Records from a data collection

----

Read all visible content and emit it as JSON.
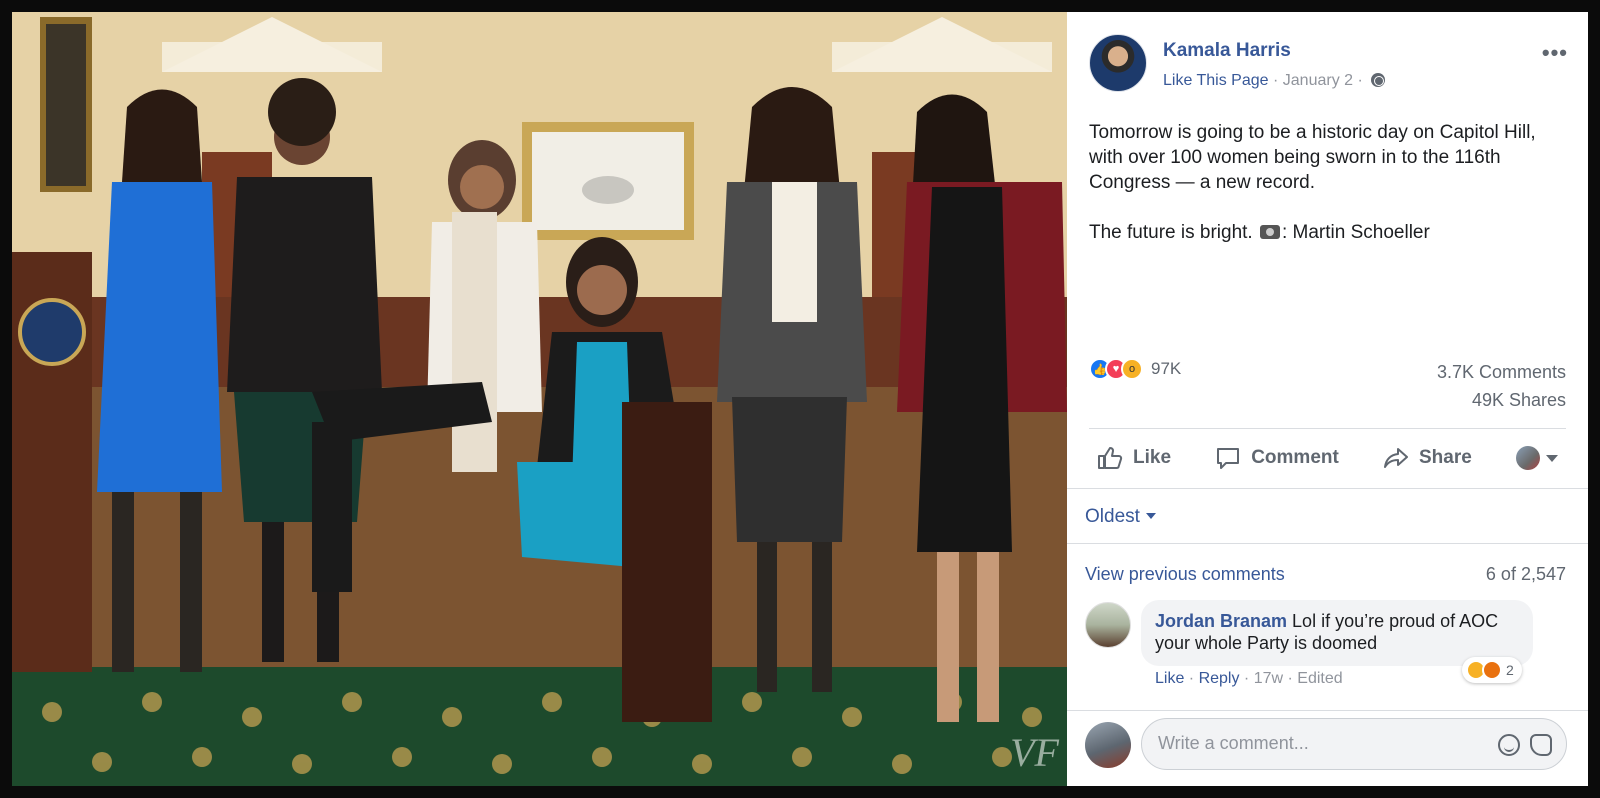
{
  "post": {
    "page_name": "Kamala Harris",
    "like_page": "Like This Page",
    "date_meta": " · January 2 · ",
    "text_p1": "Tomorrow is going to be a historic day on Capitol Hill, with over 100 women being sworn in to the 116th Congress — a new record.",
    "text_p2_before": "The future is bright. ",
    "text_p2_after": ": Martin Schoeller"
  },
  "stats": {
    "reactions": "97K",
    "comments": "3.7K Comments",
    "shares": "49K Shares"
  },
  "actions": {
    "like": "Like",
    "comment": "Comment",
    "share": "Share"
  },
  "comments": {
    "sort": "Oldest",
    "view_previous": "View previous comments",
    "count": "6 of 2,547",
    "items": [
      {
        "author": "Jordan Branam",
        "text": " Lol if you’re proud of AOC your whole Party is doomed",
        "like": "Like",
        "reply": "Reply",
        "meta": " · 17w · Edited",
        "reaction_count": "2"
      }
    ]
  },
  "composer": {
    "placeholder": "Write a comment..."
  },
  "photo": {
    "watermark": "VF"
  }
}
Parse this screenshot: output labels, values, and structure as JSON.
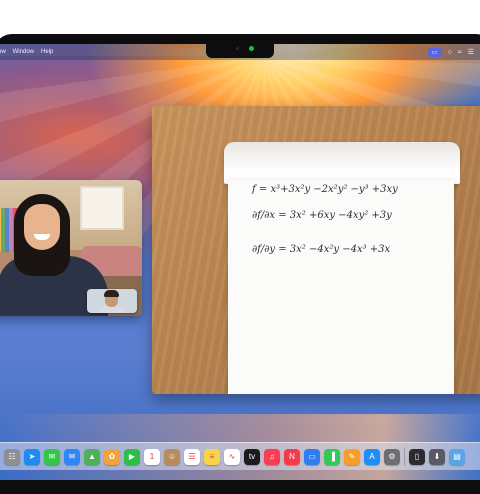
{
  "menubar": {
    "items": [
      "ow",
      "Window",
      "Help"
    ]
  },
  "equations": [
    "f = x³+3x²y −2x²y² −y³ +3xy",
    "∂f/∂x = 3x² +6xy −4xy² +3y",
    "∂f/∂y = 3x² −4x²y −4x³ +3x"
  ],
  "dock": {
    "apps": [
      {
        "icon": "launchpad-icon",
        "glyph": "☷",
        "color": "#8e8e93"
      },
      {
        "icon": "safari-icon",
        "glyph": "➤",
        "color": "#1c8cf0"
      },
      {
        "icon": "messages-icon",
        "glyph": "✉",
        "color": "#33c748"
      },
      {
        "icon": "mail-icon",
        "glyph": "✉",
        "color": "#2f86f6"
      },
      {
        "icon": "maps-icon",
        "glyph": "▲",
        "color": "#4fb05a"
      },
      {
        "icon": "photos-icon",
        "glyph": "✿",
        "color": "#f2a33a"
      },
      {
        "icon": "facetime-icon",
        "glyph": "▶",
        "color": "#2bbf46"
      },
      {
        "icon": "calendar-icon",
        "glyph": "1",
        "color": "#ffffff"
      },
      {
        "icon": "contacts-icon",
        "glyph": "☺",
        "color": "#b98a5a"
      },
      {
        "icon": "reminders-icon",
        "glyph": "☰",
        "color": "#ffffff"
      },
      {
        "icon": "notes-icon",
        "glyph": "≡",
        "color": "#f7d54a"
      },
      {
        "icon": "freeform-icon",
        "glyph": "∿",
        "color": "#ffffff"
      },
      {
        "icon": "tv-icon",
        "glyph": "tv",
        "color": "#1c1c1e"
      },
      {
        "icon": "music-icon",
        "glyph": "♫",
        "color": "#fa3c55"
      },
      {
        "icon": "news-icon",
        "glyph": "N",
        "color": "#f43b4b"
      },
      {
        "icon": "keynote-icon",
        "glyph": "▭",
        "color": "#2f7df0"
      },
      {
        "icon": "numbers-icon",
        "glyph": "▐",
        "color": "#34c759"
      },
      {
        "icon": "pages-icon",
        "glyph": "✎",
        "color": "#f59e2a"
      },
      {
        "icon": "app-store-icon",
        "glyph": "A",
        "color": "#1e8ef7"
      },
      {
        "icon": "system-settings-icon",
        "glyph": "⚙",
        "color": "#6d6d73"
      },
      {
        "icon": "iphone-mirroring-icon",
        "glyph": "▯",
        "color": "#2b2b30"
      },
      {
        "icon": "downloads-icon",
        "glyph": "⬇",
        "color": "#5a5a62"
      },
      {
        "icon": "folder-icon",
        "glyph": "▤",
        "color": "#58a6e8"
      }
    ]
  }
}
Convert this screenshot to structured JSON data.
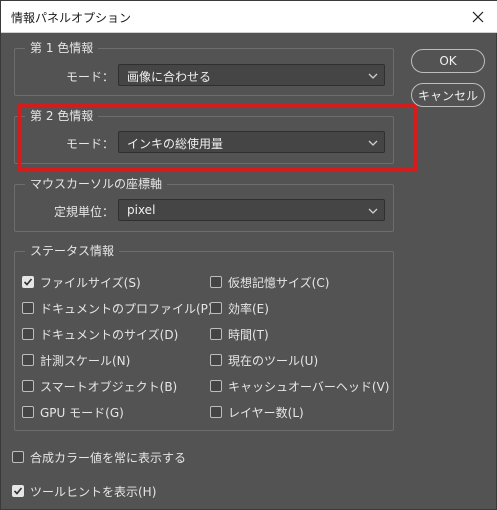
{
  "window": {
    "title": "情報パネルオプション"
  },
  "first_color": {
    "label": "第 1 色情報",
    "mode_label": "モード：",
    "mode_value": "画像に合わせる"
  },
  "second_color": {
    "label": "第 2 色情報",
    "mode_label": "モード：",
    "mode_value": "インキの総使用量"
  },
  "mouse_coords": {
    "label": "マウスカーソルの座標軸",
    "unit_label": "定規単位：",
    "unit_value": "pixel"
  },
  "status": {
    "label": "ステータス情報",
    "left": [
      {
        "label": "ファイルサイズ(S)",
        "checked": true
      },
      {
        "label": "ドキュメントのプロファイル(P)",
        "checked": false
      },
      {
        "label": "ドキュメントのサイズ(D)",
        "checked": false
      },
      {
        "label": "計測スケール(N)",
        "checked": false
      },
      {
        "label": "スマートオブジェクト(B)",
        "checked": false
      },
      {
        "label": "GPU モード(G)",
        "checked": false
      }
    ],
    "right": [
      {
        "label": "仮想記憶サイズ(C)",
        "checked": false
      },
      {
        "label": "効率(E)",
        "checked": false
      },
      {
        "label": "時間(T)",
        "checked": false
      },
      {
        "label": "現在のツール(U)",
        "checked": false
      },
      {
        "label": "キャッシュオーバーヘッド(V)",
        "checked": false
      },
      {
        "label": "レイヤー数(L)",
        "checked": false
      }
    ]
  },
  "options": {
    "composite": {
      "label": "合成カラー値を常に表示する",
      "checked": false
    },
    "tooltips": {
      "label": "ツールヒントを表示(H)",
      "checked": true
    }
  },
  "buttons": {
    "ok": "OK",
    "cancel": "キャンセル"
  },
  "colors": {
    "highlight": "#d41c1c",
    "background": "#535353"
  }
}
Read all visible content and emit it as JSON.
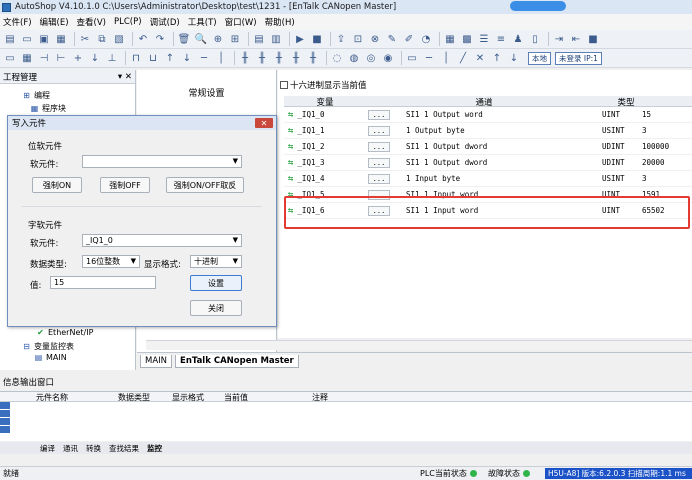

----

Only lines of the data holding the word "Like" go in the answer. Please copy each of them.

## EXERCISE OUTPUT:
    "like_page": "Like This Page",
    "like": "Like",
        "like": "Like",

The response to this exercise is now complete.